Oregon Cops Hope Classical Music Deters Loiterers

Nigel Duara, San Francisco Chronicle, April 2, 2011

Just feet from a methadone clinic at a grimy crossroads in far east Portland, Ore., transit officials and police are hoping a touch of class will chase off the vagrants, vandals and ne’er-do-wells that loiter near a busy transit stop.

Since November, the regional transit department has approved the playing of classical music in an effort to ward off the kind of crimes that happen when people just hang around.

A bill making its way through the Oregon Legislature would expand the program to all light rail stops in Clackamas, Washington and Multnomah counties deemed high-crime areas by police or residents.

“Classical music” in this case means opera, chamber music, choral pieces and music requiring a full orchestra. {snip}

“L’amour! L’amour! L’amour! L’amour!” bellowed the mezzo-soprano from a speaker boxed by metal bars. On the platform, one gentleman who looked to be in his 20s, decked head to waist in bright red, looked up at the speaker, then looked away.

He boarded the train, as did the rest of the platform.

“There’s no one that just hangs around,” said Scott Nielsen, who has met the train at the stop for 18 months. Before the music “they wouldn’t get on the train, that’s how you’d know they were (loitering).”

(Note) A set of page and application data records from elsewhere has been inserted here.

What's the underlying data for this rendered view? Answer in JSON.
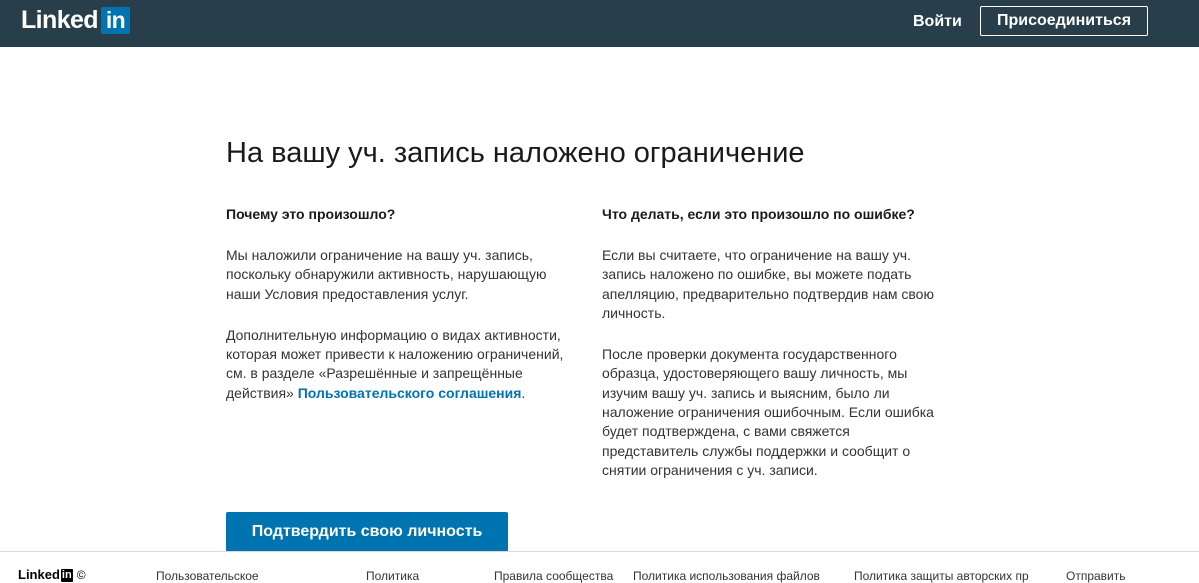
{
  "header": {
    "logo_text": "Linked",
    "logo_box_text": "in",
    "signin_label": "Войти",
    "join_label": "Присоединиться"
  },
  "main": {
    "title": "На вашу уч. запись наложено ограничение",
    "why": {
      "heading": "Почему это произошло?",
      "paragraph1": "Мы наложили ограничение на вашу уч. запись, поскольку обнаружили активность, нарушающую наши Условия предоставления услуг.",
      "paragraph2_text": "Дополнительную информацию о видах активности, которая может привести к наложению ограничений, см. в разделе «Разрешённые и запрещённые действия» ",
      "paragraph2_link": "Пользовательского соглашения",
      "paragraph2_end": "."
    },
    "mistake": {
      "heading": "Что делать, если это произошло по ошибке?",
      "paragraph1": "Если вы считаете, что ограничение на вашу уч. запись наложено по ошибке, вы можете подать апелляцию, предварительно подтвердив нам свою личность.",
      "paragraph2": "После проверки документа государственного образца, удостоверяющего вашу личность, мы изучим вашу уч. запись и выясним, было ли наложение ограничения ошибочным. Если ошибка будет подтверждена, с вами свяжется представитель службы поддержки и сообщит о снятии ограничения с уч. записи."
    },
    "verify_button": "Подтвердить свою личность"
  },
  "footer": {
    "logo_text": "Linked",
    "logo_box_text": "in",
    "copyright": "©",
    "links": [
      "Пользовательское",
      "Политика",
      "Правила сообщества",
      "Политика использования файлов",
      "Политика защиты авторских пр",
      "Отправить"
    ]
  },
  "colors": {
    "header_bg": "#283e4a",
    "brand_blue": "#0073b1"
  }
}
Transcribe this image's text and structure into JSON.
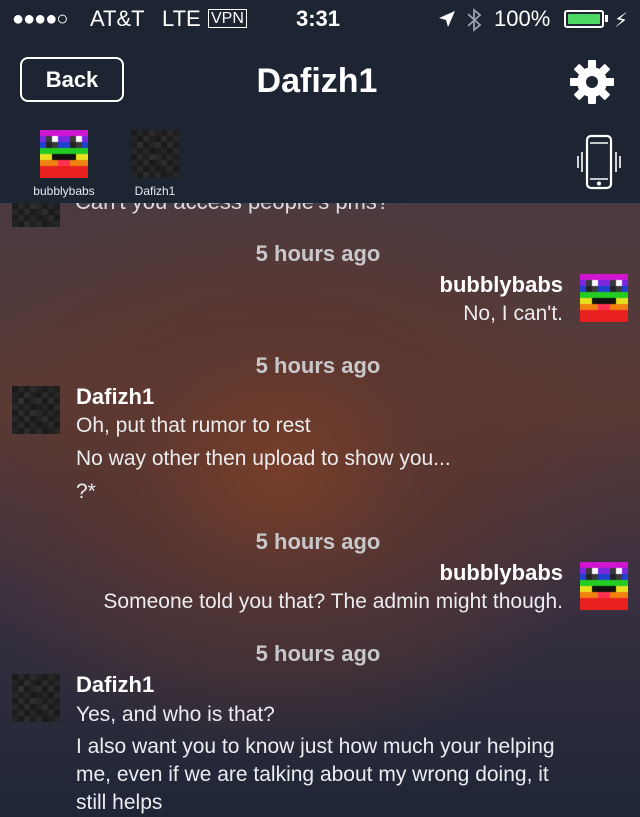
{
  "status_bar": {
    "signal": "●●●●○",
    "carrier": "AT&T",
    "network": "LTE",
    "vpn": "VPN",
    "time": "3:31",
    "battery_percent": "100%",
    "battery_level": 1.0,
    "charging_icon": "bolt-icon"
  },
  "nav": {
    "back_label": "Back",
    "title": "Dafizh1",
    "settings_icon": "gear-icon"
  },
  "participants": [
    {
      "name": "bubblybabs",
      "avatar": "rainbow-avatar"
    },
    {
      "name": "Dafizh1",
      "avatar": "dark-avatar"
    }
  ],
  "vibrate_icon": "phone-vibrate-icon",
  "messages": {
    "cutoff_text": "Can't you access people's pms?",
    "m1": {
      "timestamp": "5 hours ago",
      "sender": "bubblybabs",
      "lines": [
        "No, I can't."
      ]
    },
    "m2": {
      "timestamp": "5 hours ago",
      "sender": "Dafizh1",
      "lines": [
        "Oh, put that rumor to rest",
        "No way other then upload to show you...",
        "?*"
      ]
    },
    "m3": {
      "timestamp": "5 hours ago",
      "sender": "bubblybabs",
      "lines": [
        "Someone told you that?  The admin might though."
      ]
    },
    "m4": {
      "timestamp": "5 hours ago",
      "sender": "Dafizh1",
      "lines": [
        "Yes, and who is that?",
        "I also want you to know just how much your helping",
        "me, even if we are talking about my wrong doing, it",
        "still helps"
      ]
    }
  },
  "colors": {
    "header_bg": "#1e2532",
    "battery_green": "#4cd964",
    "timestamp": "#c8c8cc"
  }
}
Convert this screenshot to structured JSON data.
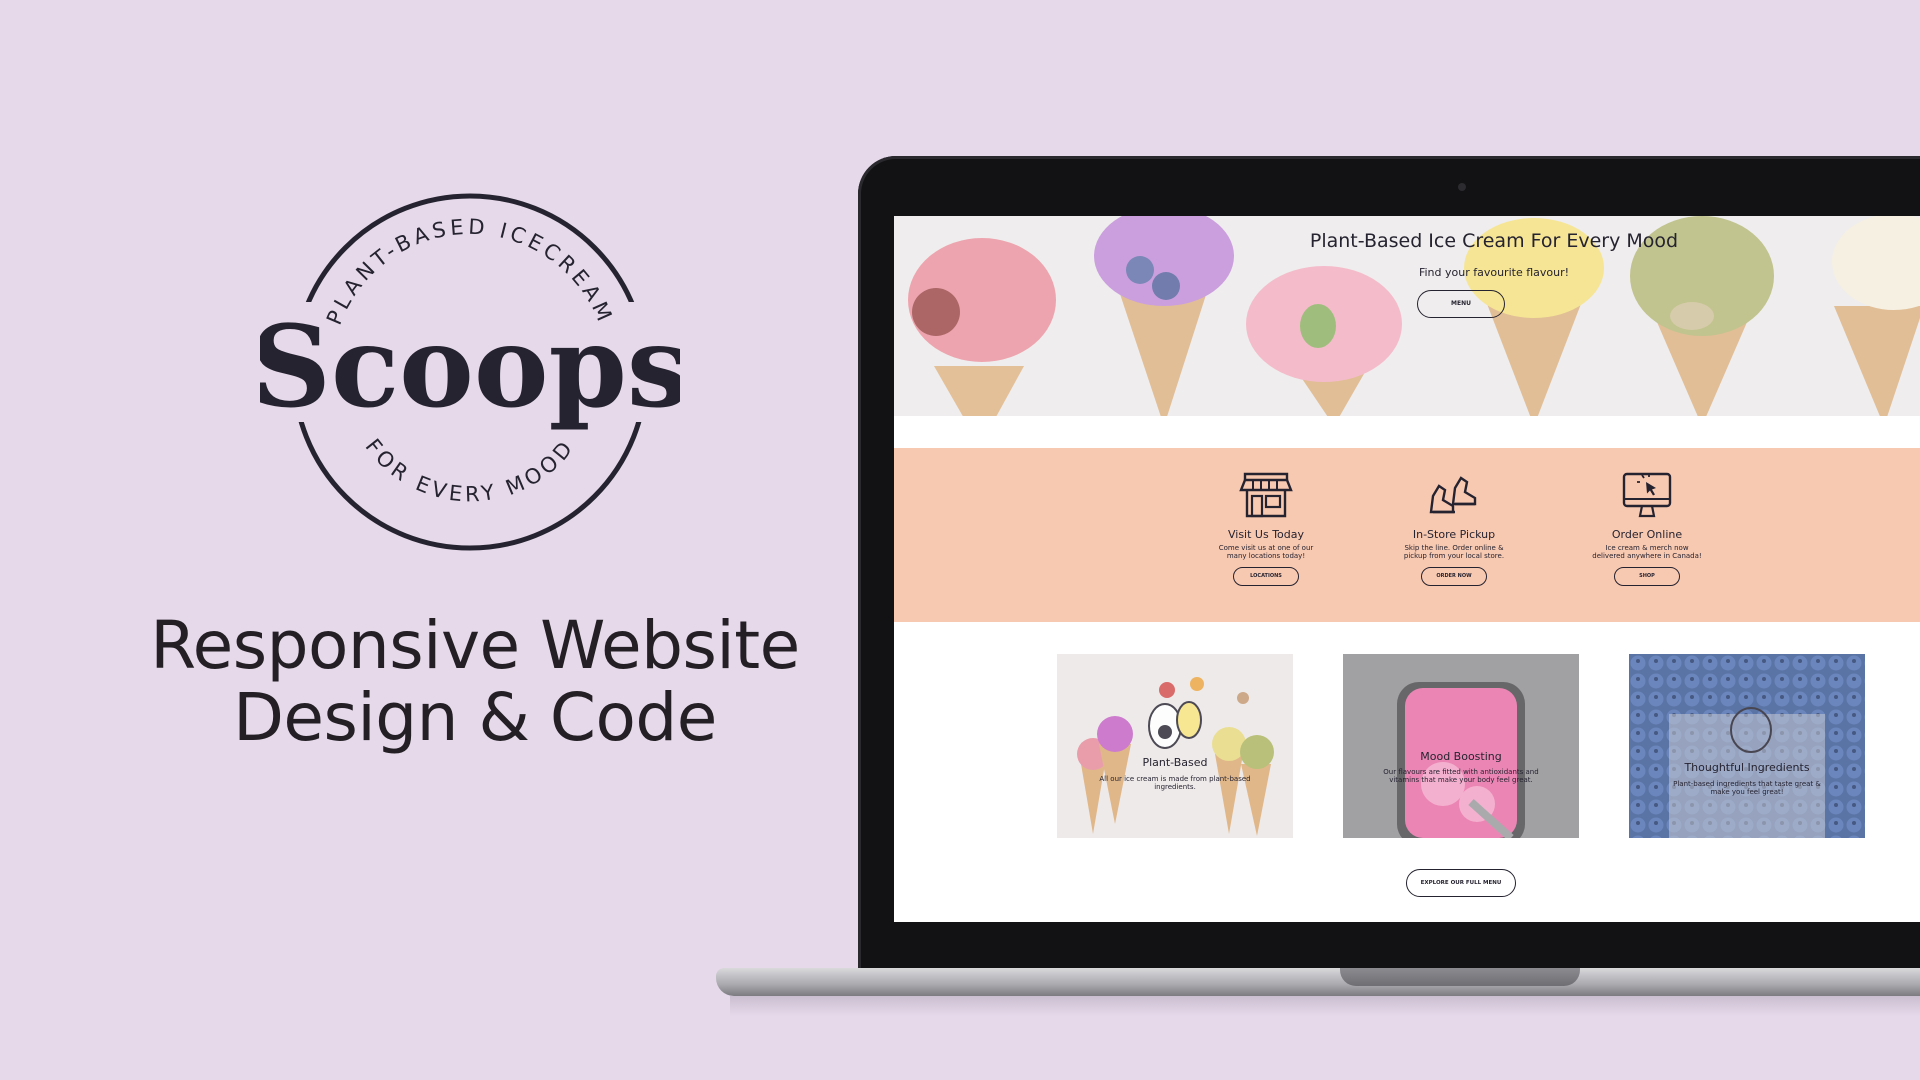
{
  "brand": {
    "arc_top": "PLANT-BASED ICECREAM",
    "name": "Scoops",
    "arc_bottom": "FOR EVERY MOOD"
  },
  "headline": {
    "line1": "Responsive Website",
    "line2": "Design & Code"
  },
  "website": {
    "hero": {
      "title": "Plant-Based Ice Cream For Every Mood",
      "subtitle": "Find your favourite flavour!",
      "button": "MENU"
    },
    "features": [
      {
        "icon": "storefront-icon",
        "title": "Visit Us Today",
        "text": "Come visit us at one of our many locations today!",
        "button": "LOCATIONS"
      },
      {
        "icon": "walking-feet-icon",
        "title": "In-Store Pickup",
        "text": "Skip the line. Order online & pickup from your local store.",
        "button": "ORDER NOW"
      },
      {
        "icon": "computer-click-icon",
        "title": "Order Online",
        "text": "Ice cream & merch now delivered anywhere in Canada!",
        "button": "SHOP"
      }
    ],
    "cards": [
      {
        "title": "Plant-Based",
        "text": "All our ice cream is made from plant-based ingredients."
      },
      {
        "title": "Mood Boosting",
        "text": "Our flavours are fitted with antioxidants and vitamins that make your body feel great."
      },
      {
        "title": "Thoughtful Ingredients",
        "text": "Plant-based ingredients that taste great & make you feel great!"
      }
    ],
    "explore_button": "EXPLORE OUR FULL MENU"
  },
  "colors": {
    "page_background": "#e5d9ea",
    "brand_dark": "#262330",
    "peach_band": "#f8c9b1"
  }
}
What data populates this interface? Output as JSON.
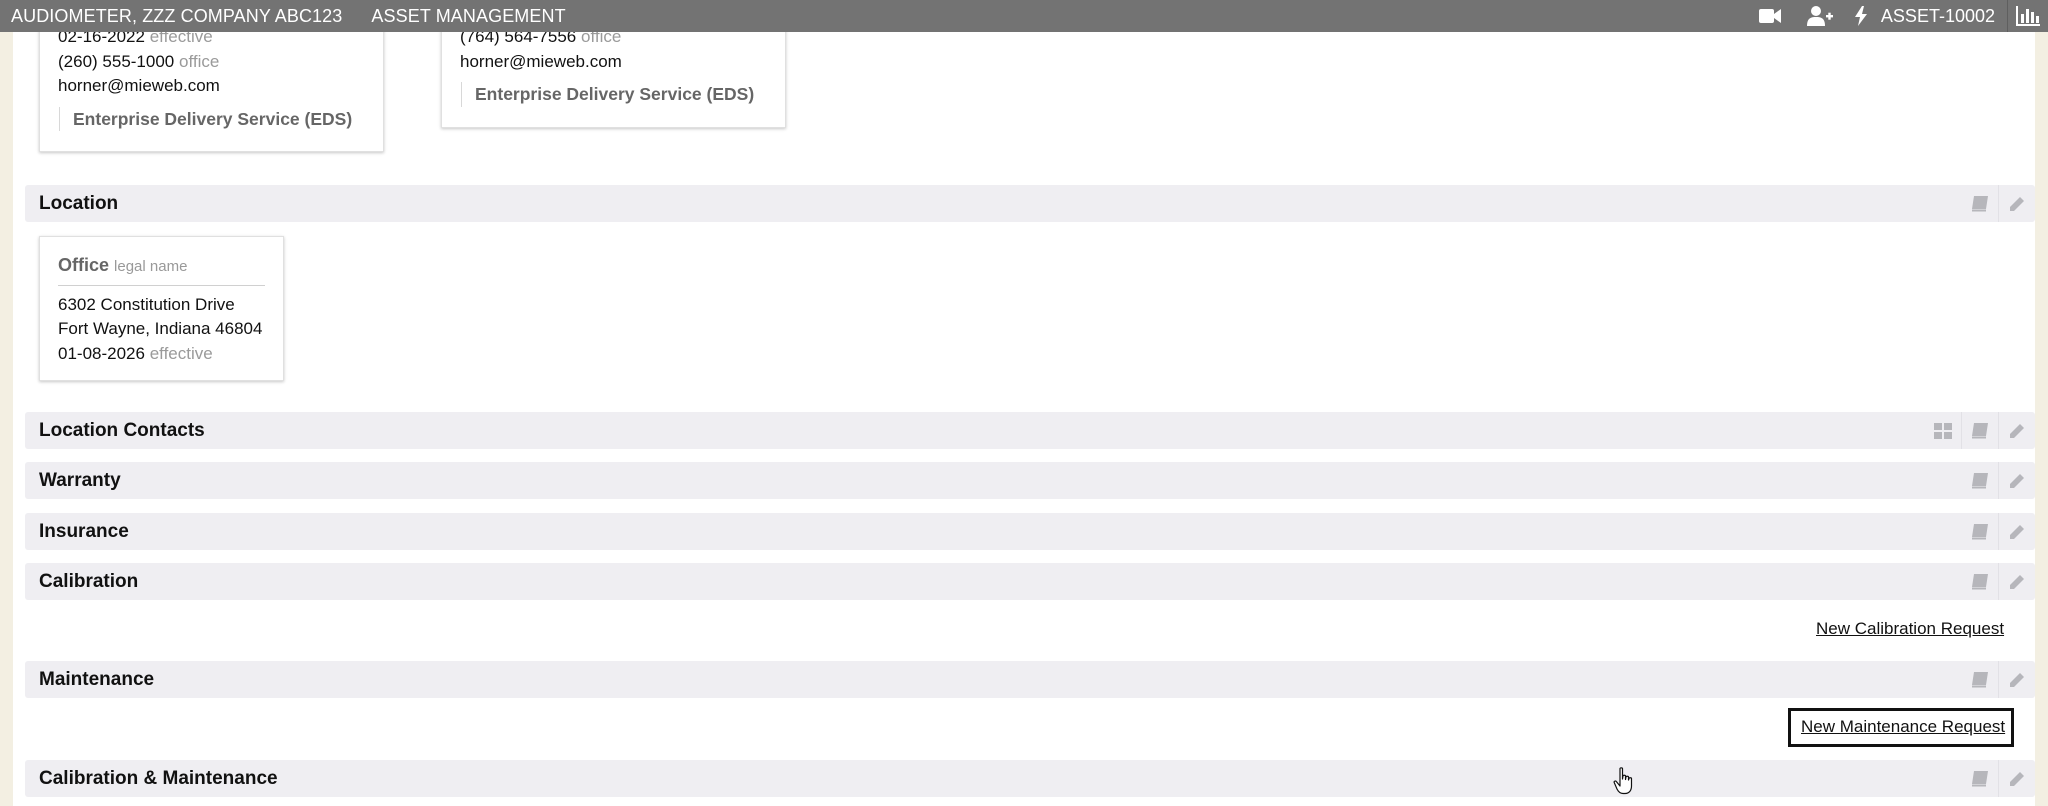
{
  "topbar": {
    "title": "AUDIOMETER, ZZZ COMPANY ABC123",
    "module": "ASSET MANAGEMENT",
    "asset_id": "ASSET-10002",
    "icons": [
      "video-icon",
      "add-user-icon",
      "bolt-icon",
      "bar-chart-icon"
    ]
  },
  "contacts": [
    {
      "date": "02-16-2022",
      "date_label": "effective",
      "phone": "(260) 555-1000",
      "phone_label": "office",
      "email": "horner@mieweb.com",
      "org": "Enterprise Delivery Service (EDS)"
    },
    {
      "phone": "(764) 564-7556",
      "phone_label": "office",
      "email": "horner@mieweb.com",
      "org": "Enterprise Delivery Service (EDS)"
    }
  ],
  "location_card": {
    "name": "Office",
    "name_label": "legal name",
    "street": "6302 Constitution Drive",
    "city_line": "Fort Wayne, Indiana 46804",
    "date": "01-08-2026",
    "date_label": "effective"
  },
  "sections": {
    "location": "Location",
    "location_contacts": "Location Contacts",
    "warranty": "Warranty",
    "insurance": "Insurance",
    "calibration": "Calibration",
    "maintenance": "Maintenance",
    "cal_maint": "Calibration & Maintenance"
  },
  "links": {
    "new_calibration": "New Calibration Request",
    "new_maintenance": "New Maintenance Request"
  },
  "colors": {
    "topbar": "#737373",
    "page_bg": "#f3efe2",
    "section_bg": "#efeef2",
    "muted_text": "#9a9a9a"
  }
}
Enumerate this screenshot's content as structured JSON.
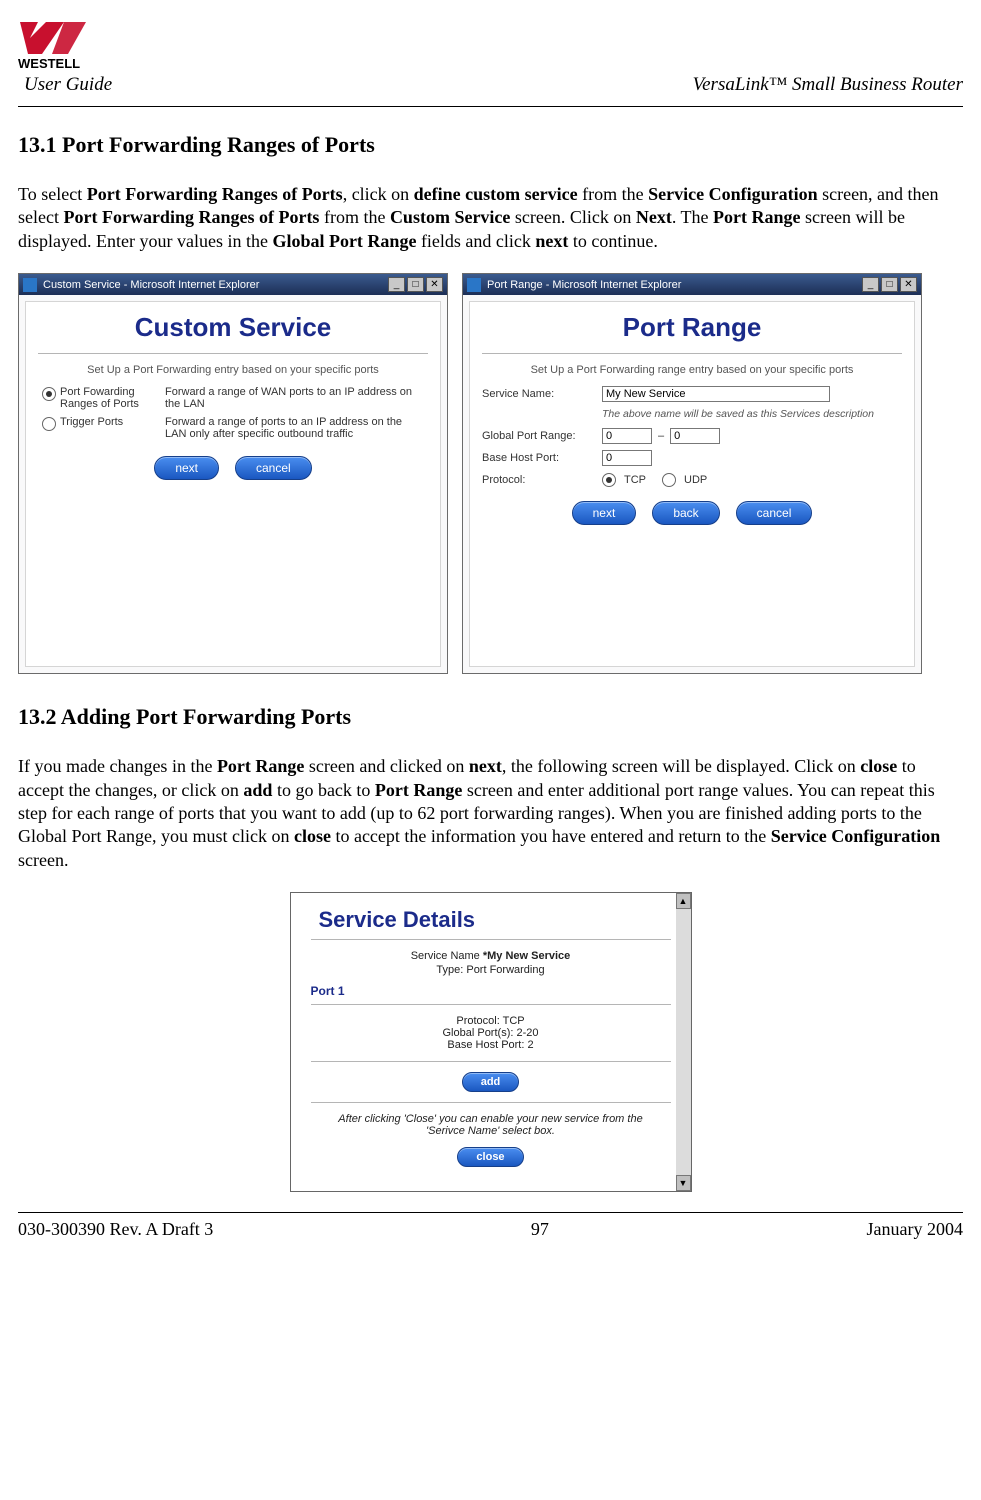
{
  "header": {
    "brand": "WESTELL",
    "user_guide": "User Guide",
    "product": "VersaLink™  Small Business Router"
  },
  "section1": {
    "heading": "13.1 Port Forwarding Ranges of Ports",
    "para_parts": {
      "p1": "To select ",
      "b1": "Port Forwarding Ranges of Ports",
      "p2": ", click on ",
      "b2": "define custom service",
      "p3": " from the ",
      "b3": "Service Configuration",
      "p4": " screen, and then select ",
      "b4": "Port Forwarding Ranges of Ports",
      "p5": " from the ",
      "b5": "Custom Service",
      "p6": " screen. Click on ",
      "b6": "Next",
      "p7": ". The ",
      "b7": "Port Range",
      "p8": " screen will be displayed. Enter your values in the ",
      "b8": "Global Port Range",
      "p9": " fields and click ",
      "b9": "next",
      "p10": " to continue."
    }
  },
  "fig1": {
    "titlebar": "Custom Service - Microsoft Internet Explorer",
    "heading": "Custom Service",
    "subtext": "Set Up a Port Forwarding entry based on your specific ports",
    "opt1_label": "Port Fowarding Ranges of Ports",
    "opt1_desc": "Forward a range of WAN ports to an IP address on the LAN",
    "opt2_label": "Trigger Ports",
    "opt2_desc": "Forward a range of ports to an IP address on the LAN only after specific outbound traffic",
    "btn_next": "next",
    "btn_cancel": "cancel"
  },
  "fig2": {
    "titlebar": "Port Range - Microsoft Internet Explorer",
    "heading": "Port Range",
    "subtext": "Set Up a Port Forwarding range entry based on your specific ports",
    "lbl_service": "Service Name:",
    "val_service": "My New Service",
    "note": "The above name will be saved as this Services description",
    "lbl_global": "Global Port Range:",
    "val_global_a": "0",
    "dash": "–",
    "val_global_b": "0",
    "lbl_base": "Base Host Port:",
    "val_base": "0",
    "lbl_proto": "Protocol:",
    "proto_tcp": "TCP",
    "proto_udp": "UDP",
    "btn_next": "next",
    "btn_back": "back",
    "btn_cancel": "cancel"
  },
  "section2": {
    "heading": "13.2 Adding Port Forwarding Ports",
    "para_parts": {
      "p1": "If you made changes in the ",
      "b1": "Port Range",
      "p2": " screen and clicked on ",
      "b2": "next",
      "p3": ", the following screen will be displayed. Click on ",
      "b3": "close",
      "p4": " to accept the changes, or click on ",
      "b4": "add",
      "p5": " to go back to ",
      "b5": "Port Range",
      "p6": " screen and enter additional port range values. You can repeat this step for each range of ports that you want to add (up to 62 port forwarding ranges). When you are finished adding ports to the Global Port Range, you must click on ",
      "b6": "close",
      "p7": " to accept the information you have entered and return to the ",
      "b7": "Service Configuration",
      "p8": " screen."
    }
  },
  "fig3": {
    "heading": "Service Details",
    "svc_label": "Service Name ",
    "svc_value": "*My New Service",
    "type_line": "Type: Port Forwarding",
    "port_label": "Port 1",
    "protocol": "Protocol: TCP",
    "global_ports": "Global Port(s): 2-20",
    "base_host": "Base Host Port: 2",
    "btn_add": "add",
    "note": "After clicking 'Close' you can enable your new service from the 'Serivce Name' select box.",
    "btn_close": "close"
  },
  "footer": {
    "left": "030-300390 Rev. A Draft 3",
    "center": "97",
    "right": "January 2004"
  },
  "win_controls": {
    "min": "_",
    "max": "□",
    "close": "✕"
  }
}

The whole project was brought to Portland by police Lt. John Scruggs, a stats-happy former neighborhood sergeant who heard of the program working in other cities and thought it was worth a try.

“Here’s the thing,” he said. “It’s crime prevention through environmental design. If you put rose bushes in front of your bedroom window, the burglar is less likely to break in through that window because they don’t want to get cut up.”

To Scruggs, changing the music is changing the audio environment. “Eighteen-to-25-year-olds are not the big ones into classical music because it’s not cool.”


{snip} In West Palm Beach, Fla., in the summer of 2001 police gave a similar program a chance at an abandoned building on a blighted street corner near downtown.


Not everyone’s experience has been negative. Though the police don’t monitor the effort at World Wine and Liquors in Sacramento, Calif., Hakim Singh said playing classical music at high volumes has sent loiterers scattering–and kept them away for more than three years.

“You hear that?” he said, lifting his phone to a speaker that at that moment was broadcasting screeching, discordant tones of a violin. “Nobody outside.”

Crime theorists haven’t reached a consensus on whether such environmental changes actually deter crime or just push it down the block.